Pull every line with "Overview" from the data below and copy it.

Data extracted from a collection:
== Segment start ==

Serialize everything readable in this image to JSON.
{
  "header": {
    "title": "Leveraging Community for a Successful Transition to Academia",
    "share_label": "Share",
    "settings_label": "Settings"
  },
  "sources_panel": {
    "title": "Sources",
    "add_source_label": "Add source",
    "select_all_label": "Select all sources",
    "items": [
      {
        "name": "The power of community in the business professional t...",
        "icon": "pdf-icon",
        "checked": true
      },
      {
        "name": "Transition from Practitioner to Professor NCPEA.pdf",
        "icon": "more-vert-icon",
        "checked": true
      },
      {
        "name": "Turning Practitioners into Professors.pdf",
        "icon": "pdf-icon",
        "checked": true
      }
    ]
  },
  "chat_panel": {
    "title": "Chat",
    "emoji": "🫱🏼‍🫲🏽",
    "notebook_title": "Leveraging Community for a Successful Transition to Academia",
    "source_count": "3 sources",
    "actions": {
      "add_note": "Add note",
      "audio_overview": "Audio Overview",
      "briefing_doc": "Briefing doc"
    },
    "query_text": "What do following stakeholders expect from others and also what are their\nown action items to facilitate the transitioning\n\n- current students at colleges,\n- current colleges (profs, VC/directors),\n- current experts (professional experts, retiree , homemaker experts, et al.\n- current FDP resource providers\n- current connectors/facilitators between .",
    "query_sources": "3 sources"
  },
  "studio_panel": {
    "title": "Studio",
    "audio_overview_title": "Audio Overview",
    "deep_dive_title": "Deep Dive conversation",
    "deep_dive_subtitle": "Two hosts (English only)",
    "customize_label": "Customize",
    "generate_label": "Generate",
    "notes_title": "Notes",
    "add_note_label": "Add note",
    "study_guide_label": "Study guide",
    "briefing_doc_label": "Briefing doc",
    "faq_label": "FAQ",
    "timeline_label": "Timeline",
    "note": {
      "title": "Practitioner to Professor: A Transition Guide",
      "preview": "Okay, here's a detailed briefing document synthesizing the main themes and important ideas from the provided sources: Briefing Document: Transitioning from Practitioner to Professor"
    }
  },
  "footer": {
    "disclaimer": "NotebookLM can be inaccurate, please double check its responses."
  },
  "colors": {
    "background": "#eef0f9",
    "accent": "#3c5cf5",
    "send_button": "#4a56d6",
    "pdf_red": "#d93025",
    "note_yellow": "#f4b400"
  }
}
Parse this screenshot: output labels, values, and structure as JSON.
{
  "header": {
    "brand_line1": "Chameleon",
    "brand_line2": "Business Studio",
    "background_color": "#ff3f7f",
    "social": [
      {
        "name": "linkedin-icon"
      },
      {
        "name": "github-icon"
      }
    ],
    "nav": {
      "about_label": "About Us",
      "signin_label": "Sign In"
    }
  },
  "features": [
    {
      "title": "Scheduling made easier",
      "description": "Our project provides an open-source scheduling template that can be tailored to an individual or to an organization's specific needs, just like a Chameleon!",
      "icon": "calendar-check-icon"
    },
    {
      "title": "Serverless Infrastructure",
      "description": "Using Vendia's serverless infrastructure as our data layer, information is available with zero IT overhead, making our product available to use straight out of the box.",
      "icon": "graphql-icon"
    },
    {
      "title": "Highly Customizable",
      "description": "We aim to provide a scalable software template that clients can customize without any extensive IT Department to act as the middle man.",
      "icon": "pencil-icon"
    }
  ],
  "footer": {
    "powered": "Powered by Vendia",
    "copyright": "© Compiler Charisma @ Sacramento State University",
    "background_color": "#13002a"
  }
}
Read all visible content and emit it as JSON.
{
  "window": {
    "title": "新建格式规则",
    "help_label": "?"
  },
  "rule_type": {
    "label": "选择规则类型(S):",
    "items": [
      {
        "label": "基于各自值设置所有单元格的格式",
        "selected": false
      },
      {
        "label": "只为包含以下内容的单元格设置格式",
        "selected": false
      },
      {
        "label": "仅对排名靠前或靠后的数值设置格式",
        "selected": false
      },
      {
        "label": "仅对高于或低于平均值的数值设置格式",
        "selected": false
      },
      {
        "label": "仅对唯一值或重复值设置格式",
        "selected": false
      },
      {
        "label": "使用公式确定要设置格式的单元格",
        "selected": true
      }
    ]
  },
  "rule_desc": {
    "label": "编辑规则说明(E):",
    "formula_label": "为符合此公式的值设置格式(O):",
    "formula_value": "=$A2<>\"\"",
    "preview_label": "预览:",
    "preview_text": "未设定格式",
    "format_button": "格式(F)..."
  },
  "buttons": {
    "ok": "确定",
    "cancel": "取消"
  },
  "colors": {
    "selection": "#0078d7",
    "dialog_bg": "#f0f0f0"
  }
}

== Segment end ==

_Solution to this task_.
      "audio_overview": "Audio Overview",
    "audio_overview_title": "Audio Overview",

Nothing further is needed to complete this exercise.